Items from an interface collection
BEGIN

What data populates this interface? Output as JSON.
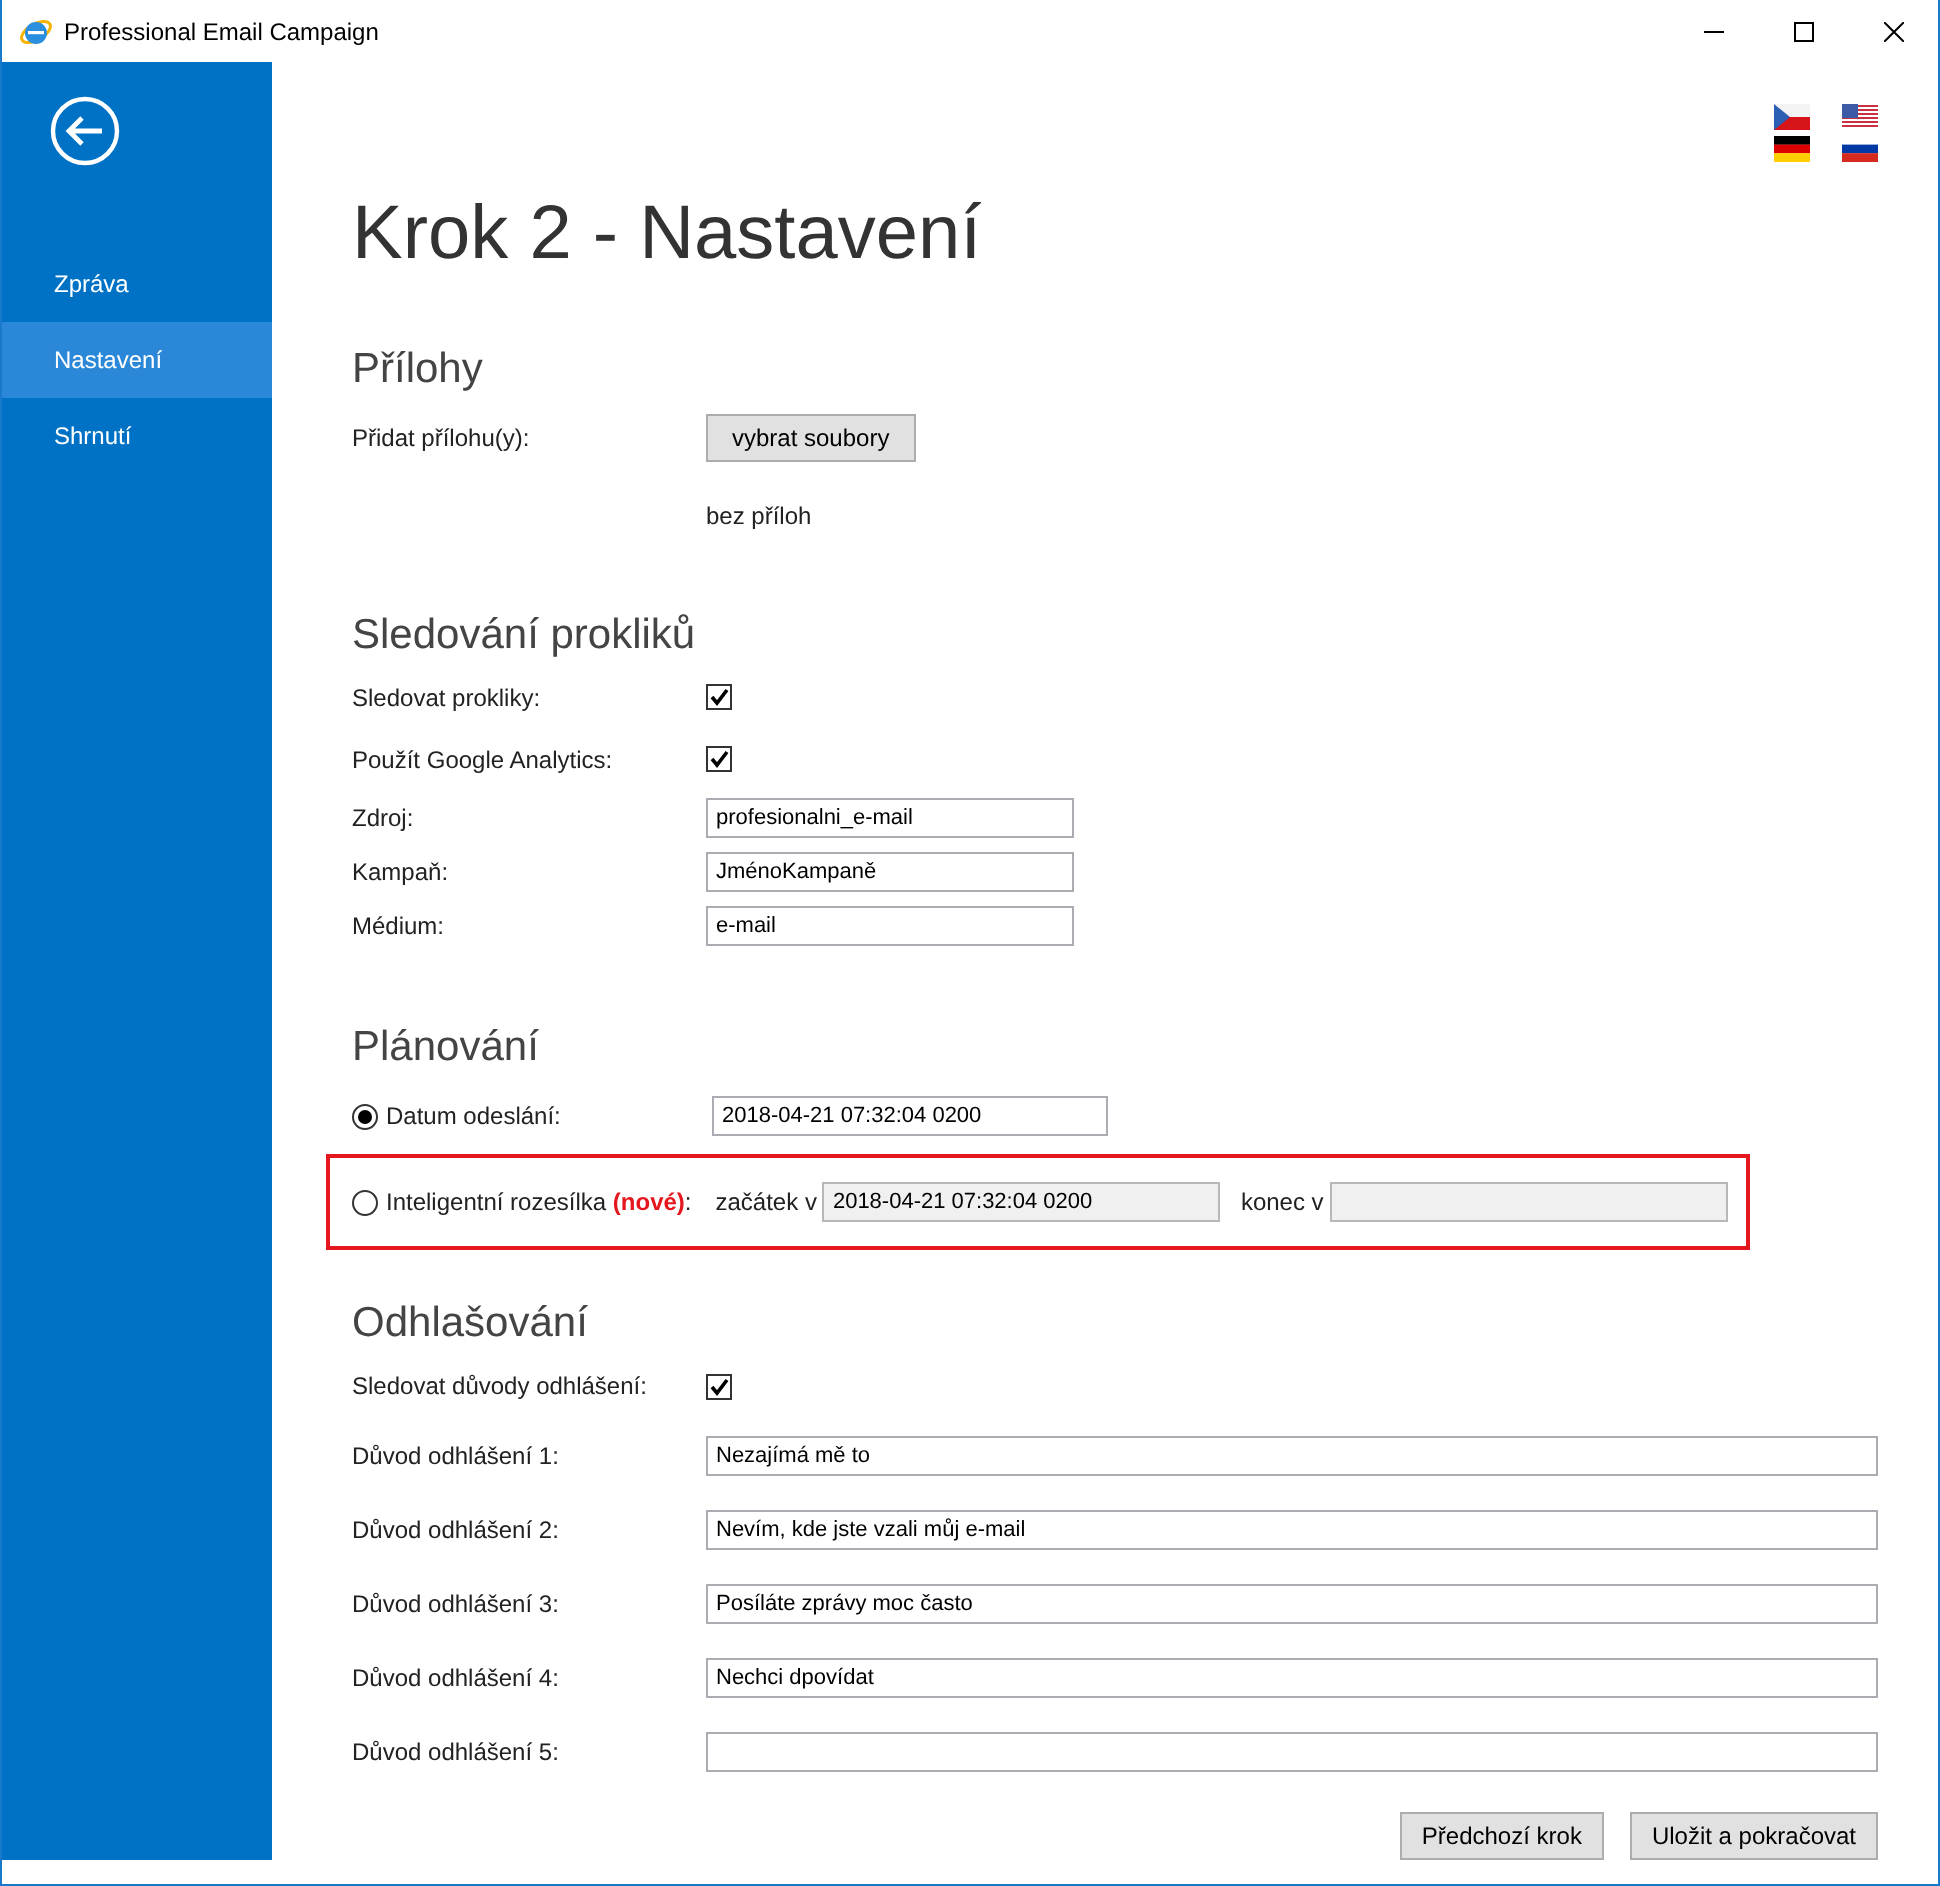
{
  "window": {
    "title": "Professional Email Campaign"
  },
  "sidebar": {
    "items": [
      {
        "label": "Zpráva",
        "selected": false
      },
      {
        "label": "Nastavení",
        "selected": true
      },
      {
        "label": "Shrnutí",
        "selected": false
      }
    ]
  },
  "page_title": "Krok 2 - Nastavení",
  "sections": [
    {
      "heading": "Přílohy",
      "rows": [
        {
          "kind": "button",
          "label": "Přidat přílohu(y):",
          "button": "vybrat soubory"
        },
        {
          "kind": "note",
          "text": "bez příloh"
        }
      ]
    },
    {
      "heading": "Sledování prokliků",
      "rows": [
        {
          "kind": "checkbox",
          "label": "Sledovat prokliky:",
          "checked": true
        },
        {
          "kind": "checkbox",
          "label": "Použít Google Analytics:",
          "checked": true
        },
        {
          "kind": "input",
          "label": "Zdroj:",
          "value": "profesionalni_e-mail"
        },
        {
          "kind": "input",
          "label": "Kampaň:",
          "value": "JménoKampaně"
        },
        {
          "kind": "input",
          "label": "Médium:",
          "value": "e-mail"
        }
      ]
    },
    {
      "heading": "Plánování",
      "rows": [
        {
          "kind": "radio",
          "label": "Datum odeslání:",
          "selected": true,
          "value": "2018-04-21 07:32:04 0200"
        },
        {
          "kind": "smart",
          "label": "Inteligentní rozesílka",
          "badge": "(nové)",
          "colon": ":",
          "selected": false,
          "start_label": "začátek v",
          "start_value": "2018-04-21 07:32:04 0200",
          "end_label": "konec v"
        }
      ]
    },
    {
      "heading": "Odhlašování",
      "rows": [
        {
          "kind": "checkbox",
          "label": "Sledovat důvody odhlášení:",
          "checked": true
        },
        {
          "kind": "wide",
          "label": "Důvod odhlášení 1:",
          "value": "Nezajímá mě to"
        },
        {
          "kind": "wide",
          "label": "Důvod odhlášení 2:",
          "value": "Nevím, kde jste vzali můj e-mail"
        },
        {
          "kind": "wide",
          "label": "Důvod odhlášení 3:",
          "value": "Posíláte zprávy moc často"
        },
        {
          "kind": "wide",
          "label": "Důvod odhlášení 4:",
          "value": "Nechci dpovídat"
        },
        {
          "kind": "wide",
          "label": "Důvod odhlášení 5:"
        }
      ]
    }
  ],
  "footer_buttons": [
    "Předchozí krok",
    "Uložit a pokračovat"
  ]
}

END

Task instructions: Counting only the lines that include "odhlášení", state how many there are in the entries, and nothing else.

Solution to this task: 6